What you will do:
Write out the whole listing exactly.

Record extracts:
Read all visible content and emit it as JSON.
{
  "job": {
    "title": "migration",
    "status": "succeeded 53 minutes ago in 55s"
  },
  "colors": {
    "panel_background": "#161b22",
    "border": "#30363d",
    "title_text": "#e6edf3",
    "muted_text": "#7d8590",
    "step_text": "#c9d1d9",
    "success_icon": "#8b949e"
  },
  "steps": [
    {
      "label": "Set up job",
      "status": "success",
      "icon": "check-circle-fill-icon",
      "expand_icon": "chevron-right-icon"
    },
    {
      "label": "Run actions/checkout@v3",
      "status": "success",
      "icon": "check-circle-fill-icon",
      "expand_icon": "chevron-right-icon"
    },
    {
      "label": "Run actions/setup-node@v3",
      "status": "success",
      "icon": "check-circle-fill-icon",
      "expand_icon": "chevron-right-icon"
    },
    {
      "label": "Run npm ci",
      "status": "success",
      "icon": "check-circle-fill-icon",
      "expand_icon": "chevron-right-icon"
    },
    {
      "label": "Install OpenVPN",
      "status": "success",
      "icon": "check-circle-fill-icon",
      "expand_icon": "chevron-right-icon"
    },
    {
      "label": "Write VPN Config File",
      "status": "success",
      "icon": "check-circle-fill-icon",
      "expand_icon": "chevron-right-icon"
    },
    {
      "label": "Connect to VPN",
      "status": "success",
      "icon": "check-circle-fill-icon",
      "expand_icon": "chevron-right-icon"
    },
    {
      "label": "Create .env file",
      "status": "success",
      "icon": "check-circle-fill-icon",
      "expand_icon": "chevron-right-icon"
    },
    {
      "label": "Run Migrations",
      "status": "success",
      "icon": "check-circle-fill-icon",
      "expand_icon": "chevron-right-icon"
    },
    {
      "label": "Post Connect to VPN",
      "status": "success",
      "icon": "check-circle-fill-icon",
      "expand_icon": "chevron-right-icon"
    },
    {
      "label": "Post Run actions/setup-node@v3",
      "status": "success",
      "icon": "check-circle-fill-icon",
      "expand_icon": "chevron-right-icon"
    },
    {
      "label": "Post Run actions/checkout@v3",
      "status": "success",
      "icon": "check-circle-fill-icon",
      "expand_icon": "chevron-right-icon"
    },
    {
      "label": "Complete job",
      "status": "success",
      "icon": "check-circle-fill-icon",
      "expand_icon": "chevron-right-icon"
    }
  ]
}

Exercise solution:
Read all visible content and emit it as JSON.
{
  "job": {
    "title": "migration",
    "status": "succeeded 53 minutes ago in 55s"
  },
  "colors": {
    "panel_background": "#161b22",
    "border": "#30363d",
    "title_text": "#e6edf3",
    "muted_text": "#7d8590",
    "step_text": "#c9d1d9",
    "success_icon": "#8b949e"
  },
  "steps": [
    {
      "label": "Set up job",
      "status": "success",
      "icon": "check-circle-fill-icon",
      "expand_icon": "chevron-right-icon"
    },
    {
      "label": "Run actions/checkout@v3",
      "status": "success",
      "icon": "check-circle-fill-icon",
      "expand_icon": "chevron-right-icon"
    },
    {
      "label": "Run actions/setup-node@v3",
      "status": "success",
      "icon": "check-circle-fill-icon",
      "expand_icon": "chevron-right-icon"
    },
    {
      "label": "Run npm ci",
      "status": "success",
      "icon": "check-circle-fill-icon",
      "expand_icon": "chevron-right-icon"
    },
    {
      "label": "Install OpenVPN",
      "status": "success",
      "icon": "check-circle-fill-icon",
      "expand_icon": "chevron-right-icon"
    },
    {
      "label": "Write VPN Config File",
      "status": "success",
      "icon": "check-circle-fill-icon",
      "expand_icon": "chevron-right-icon"
    },
    {
      "label": "Connect to VPN",
      "status": "success",
      "icon": "check-circle-fill-icon",
      "expand_icon": "chevron-right-icon"
    },
    {
      "label": "Create .env file",
      "status": "success",
      "icon": "check-circle-fill-icon",
      "expand_icon": "chevron-right-icon"
    },
    {
      "label": "Run Migrations",
      "status": "success",
      "icon": "check-circle-fill-icon",
      "expand_icon": "chevron-right-icon"
    },
    {
      "label": "Post Connect to VPN",
      "status": "success",
      "icon": "check-circle-fill-icon",
      "expand_icon": "chevron-right-icon"
    },
    {
      "label": "Post Run actions/setup-node@v3",
      "status": "success",
      "icon": "check-circle-fill-icon",
      "expand_icon": "chevron-right-icon"
    },
    {
      "label": "Post Run actions/checkout@v3",
      "status": "success",
      "icon": "check-circle-fill-icon",
      "expand_icon": "chevron-right-icon"
    },
    {
      "label": "Complete job",
      "status": "success",
      "icon": "check-circle-fill-icon",
      "expand_icon": "chevron-right-icon"
    }
  ]
}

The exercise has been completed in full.